Toronto
2 min

The bubble zone

Activist is in favour of pro-lifer pickets

ONE PLUS ONE. The Sue Careless case prompts one activist to connect the dots between abortion protests and the Butler porn decision. Credit: Jake Peters

Against the backdrop of the arrest of three rightwing journalists, Canada’s top civil libertarian wants the Ontario government to remove “bubble zones” from around abortion clinics.



The areas are 500-foot spaces in the front of abortion

clinics set up to protect patients and staff from protests by

pro-lifers.



“The zones are far too restrictive to freedom of expression,” says Canadian Civil Liberties Association general counsel Alan Borovoy, “especially in the way that the Ontario government first sought them.



“Five-hundred feet – that’s more than 50 yards or half a football field,” he adds. “[It] is too restrictive.”



Journalist Sue Careless (the founder of the anti-gay CURE group) was recently charged with obstruction when she entered this zone while covering the arrest of anti-abortion protester Linda Gibbons at the Gerrard St Scott clinic.



Borovoy says he’s not surprised that what he calls a clumsy law is being challenged.



Put in place by a court injunction during the Bob Rae NDP government years, the bubble zones were in response to what was characterized as consistent harassment, physical obstruction and threats by pro-lifers. Borovoy and his fellow civil libertarians, while strongly supporting a woman’s right to choose, are strongly opposed to the bubble zones.



Borovoy is no stranger to controversy. The CCLA’s motto, “The freedom of no one is safe unless the freedom of everyone is safe,” reflects a difficult mission to preserve the freedom of all kinds of controversial groups.



He admits that on this issue, he is walking a fine line.



“We took the position that at health facilities, especially these ones

serving pregnant women, there will have to be additional protection than you might have ordinarily – but even considering that, [the bubble zones] are way too broad.”



Borovoy and the CCLA say Ontario should have challenged the protesters under existing laws against harassment and threats. He believes that they would work if properly enforced. He worries that the bubble zone will keep out much more than the intimidating and harassing protesters – as the Careless case has demonstrated.



“The pickets need to be close enough to make an impact, but not close enough to physically intimidate,” he argues. “Prosecute the lawbreakers, but don’t throw a ban on all picketing and demonstrations.”



“I think it’s critically important. You have to be able to see broad issues of principle, because despite your interest in specific circumstances, you can see how this kind of thing can come back to haunt you.”



He points to the infamous Butler Supreme Court Of Canada pornography case as an example of the need to maintain a broad perspective.
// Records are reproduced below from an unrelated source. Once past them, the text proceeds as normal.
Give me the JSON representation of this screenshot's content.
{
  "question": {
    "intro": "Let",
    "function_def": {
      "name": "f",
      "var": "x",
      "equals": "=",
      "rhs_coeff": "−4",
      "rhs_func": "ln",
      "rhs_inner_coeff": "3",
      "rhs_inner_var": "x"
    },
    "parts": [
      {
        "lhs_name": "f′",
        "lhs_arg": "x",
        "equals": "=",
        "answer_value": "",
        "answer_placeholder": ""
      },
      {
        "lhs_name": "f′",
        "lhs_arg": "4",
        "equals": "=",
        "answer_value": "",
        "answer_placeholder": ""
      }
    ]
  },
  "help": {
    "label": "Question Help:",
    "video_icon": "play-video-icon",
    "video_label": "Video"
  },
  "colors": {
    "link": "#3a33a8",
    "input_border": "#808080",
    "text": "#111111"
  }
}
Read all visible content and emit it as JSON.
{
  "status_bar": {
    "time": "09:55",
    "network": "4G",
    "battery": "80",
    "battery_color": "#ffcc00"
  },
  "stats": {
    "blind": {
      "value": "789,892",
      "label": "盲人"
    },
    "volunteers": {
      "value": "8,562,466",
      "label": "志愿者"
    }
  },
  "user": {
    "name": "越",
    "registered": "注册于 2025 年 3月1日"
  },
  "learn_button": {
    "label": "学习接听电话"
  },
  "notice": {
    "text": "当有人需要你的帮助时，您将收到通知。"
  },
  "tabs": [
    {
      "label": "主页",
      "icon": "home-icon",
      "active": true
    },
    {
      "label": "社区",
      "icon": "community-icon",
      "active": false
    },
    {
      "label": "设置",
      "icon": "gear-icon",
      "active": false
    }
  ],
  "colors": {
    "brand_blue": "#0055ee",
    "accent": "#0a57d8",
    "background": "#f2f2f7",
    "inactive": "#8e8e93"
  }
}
“A lot of mainstream feminists went against us on that one,” he

recalls, “but the first law upheld by this decision was against a

lesbian magazine. We asked them, ‘Why are you so surprised?’



“When you have fatally flawed legislation do not be surprised when vulnerable people become victim to it – that’s the way it happens in the real world.”